Why does our IT dept suddenly think Win7 Home is insecure campared with Pro?
My boss has a netbook with Win7 Home on it which he won somewhere. Someone at our factory MIS/IT dept. originally set up with the SonicWall VPN client to be able to connect to our factory network (1700 miles away). Suddenly that person thought that Win7 Home was insecure and that he had to have Win7 Pro but, didn't say why (we never did anything about that). He also thought that Firefox was insecure for some reason and removed it from a friend's computer at our factory, when she needed it to work with a website of a major credit card company that would not work properly with the older Internet Explorer in WinXP. That person left our company since then.
More recently we changed from using the Sonic Wall VPN client to using Dell NetExtender (Dell bought SonicWall). My boss' Outlook (to Exchange server) worked fine with the SonicWall VPN client, but with NetExtender Outlook kept disconnecting/reconnecting, so it would take awhile before it could connect long enough to download mail and sometimes could not send mail. There are no other problems on NetExtender and even Outlook works fine on our office network connected with SonicWall VPN hardware to our factory network.
I connected TeamViewer, so our factory could diagnose the Outlook NetExtender issue, and the only answer from someone who has been there much longer was that we could not use Win7 Home, that it needed Pro.
In remote offices we do not have to log into a Windows domain. And to get on to any factory Windows computers someone would have to know a computer name and path along with username/password (WINS is no longer propagated to remote offices, so we cannot search for factory computers). So in that light, what makes Win7 Home so insecure and unacceptable compared with Win7 Pro, when if someone got unauthorized access to a computer it would actually be more difficult for someone not logged into the domain who would need to know path/username/password to access factory computers, than someone with automatic domain credentials? In other words what makes Pro more secure than Home Windows versions when not on a domain?
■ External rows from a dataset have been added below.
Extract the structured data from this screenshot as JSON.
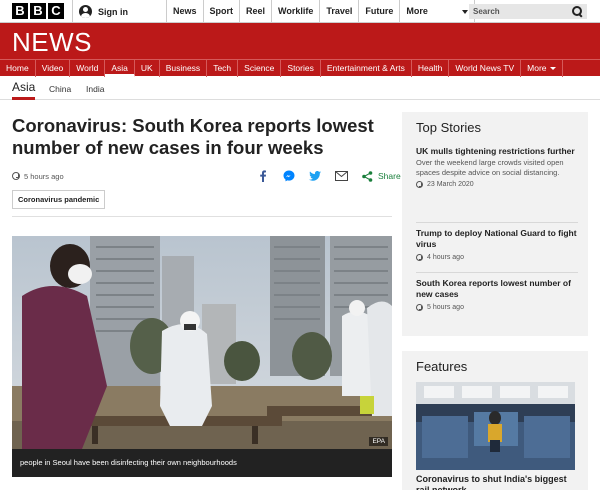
{
  "masthead": {
    "logo_letters": [
      "B",
      "B",
      "C"
    ],
    "signin_label": "Sign in",
    "nav": [
      "News",
      "Sport",
      "Reel",
      "Worklife",
      "Travel",
      "Future"
    ],
    "more_label": "More",
    "search_placeholder": "Search"
  },
  "section_header": {
    "title": "NEWS",
    "nav": [
      {
        "label": "Home",
        "active": false
      },
      {
        "label": "Video",
        "active": false
      },
      {
        "label": "World",
        "active": false
      },
      {
        "label": "Asia",
        "active": true
      },
      {
        "label": "UK",
        "active": false
      },
      {
        "label": "Business",
        "active": false
      },
      {
        "label": "Tech",
        "active": false
      },
      {
        "label": "Science",
        "active": false
      },
      {
        "label": "Stories",
        "active": false
      },
      {
        "label": "Entertainment & Arts",
        "active": false
      },
      {
        "label": "Health",
        "active": false
      },
      {
        "label": "World News TV",
        "active": false
      }
    ],
    "more_label": "More"
  },
  "subnav": {
    "current": "Asia",
    "items": [
      "China",
      "India"
    ]
  },
  "article": {
    "headline": "Coronavirus: South Korea reports lowest number of new cases in four weeks",
    "timestamp": "5 hours ago",
    "share_label": "Share",
    "share_icons": [
      "facebook-icon",
      "messenger-icon",
      "twitter-icon",
      "email-icon",
      "share-icon"
    ],
    "tag": "Coronavirus pandemic",
    "image_credit": "EPA",
    "caption": "people in Seoul have been disinfecting their own neighbourhoods"
  },
  "top_stories": {
    "title": "Top Stories",
    "items": [
      {
        "headline": "UK mulls tightening restrictions further",
        "summary": "Over the weekend large crowds visited open spaces despite advice on social distancing.",
        "time": "23 March 2020"
      },
      {
        "headline": "Trump to deploy National Guard to fight virus",
        "summary": "",
        "time": "4 hours ago"
      },
      {
        "headline": "South Korea reports lowest number of new cases",
        "summary": "",
        "time": "5 hours ago"
      }
    ]
  },
  "features": {
    "title": "Features",
    "headline": "Coronavirus to shut India's biggest rail network"
  },
  "colors": {
    "brand_red": "#bb1919",
    "share_green": "#1a7f3c",
    "facebook_blue": "#3b5998",
    "twitter_blue": "#1da1f2"
  }
}
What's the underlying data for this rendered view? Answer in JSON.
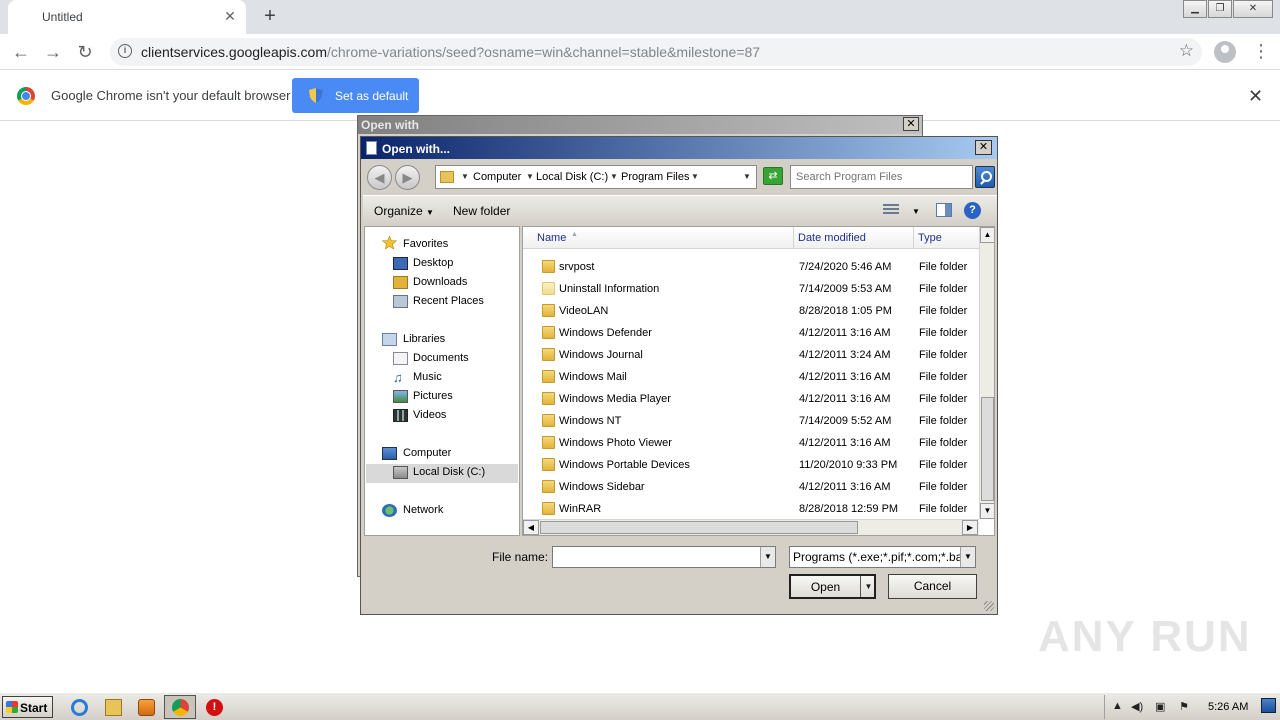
{
  "browser": {
    "tab_title": "Untitled",
    "tab_close": "✕",
    "new_tab": "+",
    "url_host": "clientservices.googleapis.com",
    "url_path": "/chrome-variations/seed?osname=win&channel=stable&milestone=87"
  },
  "infobar": {
    "message": "Google Chrome isn't your default browser",
    "button_label": "Set as default",
    "close": "✕"
  },
  "outer_dialog": {
    "title": "Open with",
    "close": "✕"
  },
  "dialog": {
    "title": "Open with...",
    "close": "✕",
    "breadcrumb": [
      "Computer",
      "Local Disk (C:)",
      "Program Files"
    ],
    "search_placeholder": "Search Program Files",
    "organize": "Organize",
    "new_folder": "New folder",
    "help": "?",
    "nav": {
      "favorites": "Favorites",
      "desktop": "Desktop",
      "downloads": "Downloads",
      "recent": "Recent Places",
      "libraries": "Libraries",
      "documents": "Documents",
      "music": "Music",
      "pictures": "Pictures",
      "videos": "Videos",
      "computer": "Computer",
      "local_disk": "Local Disk (C:)",
      "network": "Network"
    },
    "columns": {
      "name": "Name",
      "date": "Date modified",
      "type": "Type"
    },
    "files": [
      {
        "name": "srvpost",
        "date": "7/24/2020 5:46 AM",
        "type": "File folder"
      },
      {
        "name": "Uninstall Information",
        "date": "7/14/2009 5:53 AM",
        "type": "File folder"
      },
      {
        "name": "VideoLAN",
        "date": "8/28/2018 1:05 PM",
        "type": "File folder"
      },
      {
        "name": "Windows Defender",
        "date": "4/12/2011 3:16 AM",
        "type": "File folder"
      },
      {
        "name": "Windows Journal",
        "date": "4/12/2011 3:24 AM",
        "type": "File folder"
      },
      {
        "name": "Windows Mail",
        "date": "4/12/2011 3:16 AM",
        "type": "File folder"
      },
      {
        "name": "Windows Media Player",
        "date": "4/12/2011 3:16 AM",
        "type": "File folder"
      },
      {
        "name": "Windows NT",
        "date": "7/14/2009 5:52 AM",
        "type": "File folder"
      },
      {
        "name": "Windows Photo Viewer",
        "date": "4/12/2011 3:16 AM",
        "type": "File folder"
      },
      {
        "name": "Windows Portable Devices",
        "date": "11/20/2010 9:33 PM",
        "type": "File folder"
      },
      {
        "name": "Windows Sidebar",
        "date": "4/12/2011 3:16 AM",
        "type": "File folder"
      },
      {
        "name": "WinRAR",
        "date": "8/28/2018 12:59 PM",
        "type": "File folder"
      }
    ],
    "file_name_label": "File name:",
    "file_name_value": "",
    "filter_value": "Programs (*.exe;*.pif;*.com;*.bat;*.cmd)",
    "open_label": "Open",
    "cancel_label": "Cancel"
  },
  "taskbar": {
    "start": "Start",
    "clock": "5:26 AM"
  },
  "watermark": "ANY RUN"
}
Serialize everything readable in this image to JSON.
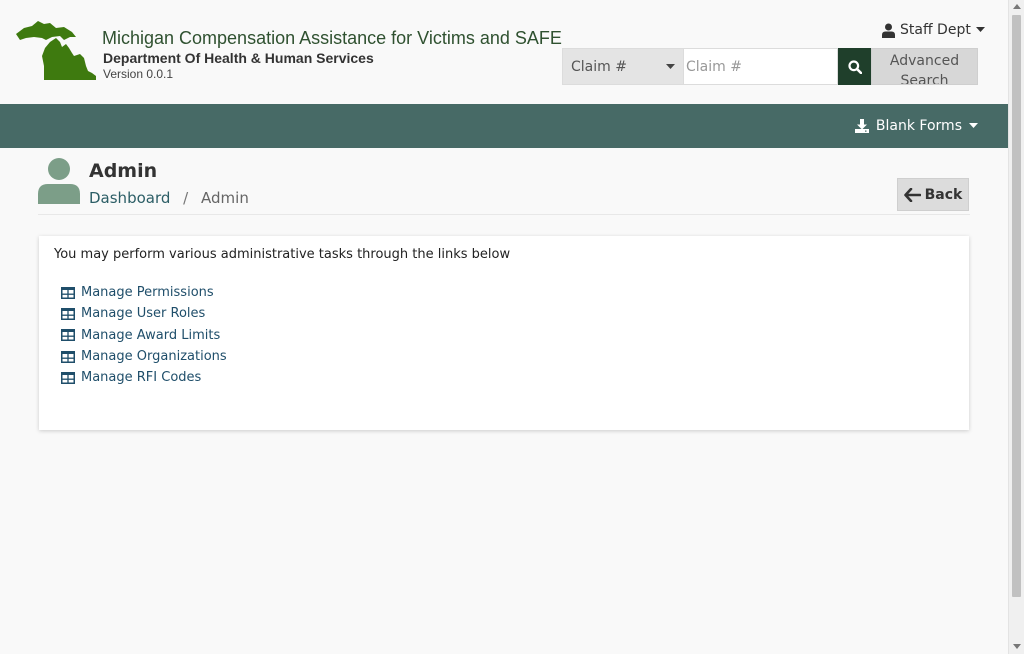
{
  "header": {
    "app_title": "Michigan Compensation Assistance for Victims and SAFE",
    "department": "Department Of Health & Human Services",
    "version": "Version 0.0.1",
    "user_menu_label": "Staff Dept"
  },
  "search": {
    "select_value": "Claim #",
    "input_placeholder": "Claim #",
    "advanced_label": "Advanced Search"
  },
  "navbar": {
    "blank_forms_label": "Blank Forms"
  },
  "page": {
    "title": "Admin",
    "breadcrumb": [
      "Dashboard",
      "Admin"
    ],
    "back_label": "Back"
  },
  "card": {
    "intro": "You may perform various administrative tasks through the links below",
    "links": [
      {
        "label": "Manage Permissions",
        "icon": "table-icon"
      },
      {
        "label": "Manage User Roles",
        "icon": "table-icon"
      },
      {
        "label": "Manage Award Limits",
        "icon": "table-icon"
      },
      {
        "label": "Manage Organizations",
        "icon": "table-icon"
      },
      {
        "label": "Manage RFI Codes",
        "icon": "table-icon"
      }
    ]
  },
  "colors": {
    "brand_green": "#476a66",
    "logo_green": "#3e7a0f",
    "title_green": "#2f5130",
    "search_button": "#1f3f2b",
    "link_blue": "#1f4e6a",
    "avatar": "#7c9e88"
  }
}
If you want to access the file system of another computer on the network (which we do not normally do unless downloading an app) doesn't that need to send your username/password, just transparently instead of manually? Otherwise the only server which we can select whether we use our PC login automatically or something else manually is Syteline for order entry and processing. Everything else, Exchange e-mail, Sharepoint web server, or Document Retrieval web server, have username/password entered manually, at least originally, even if saved. So I do not understand Fred's answer, if username/passwords are sent to access servers whether on a domain or not.
- MLv 77 years ago
With Windows 7 Professional, you can be joined to a domain. With Windows 7 Home Premium, you cannot. That's the only reason I can think of for their preference for Windows 7 Pro.
- 7 years ago
The home version give you good networking support in a small network, So it was chosen, i think
- Anonymous7 years ago
Anyone who uses the home version for an office network needs their heads examined. It has VERY poor network support, and is insecure on a lot of ways. And anyone gaining access to the network does NOT need a path and user name /password. If they get that far they can get every details of the network and can easily get further. And you should have ALL the machines on a domain, that increases security by about 50 % as it no longer needs network packets containing user names and passwords to be sent all round the network. Microsoft OS is insecure enough without making a present of Home versions to the hackers.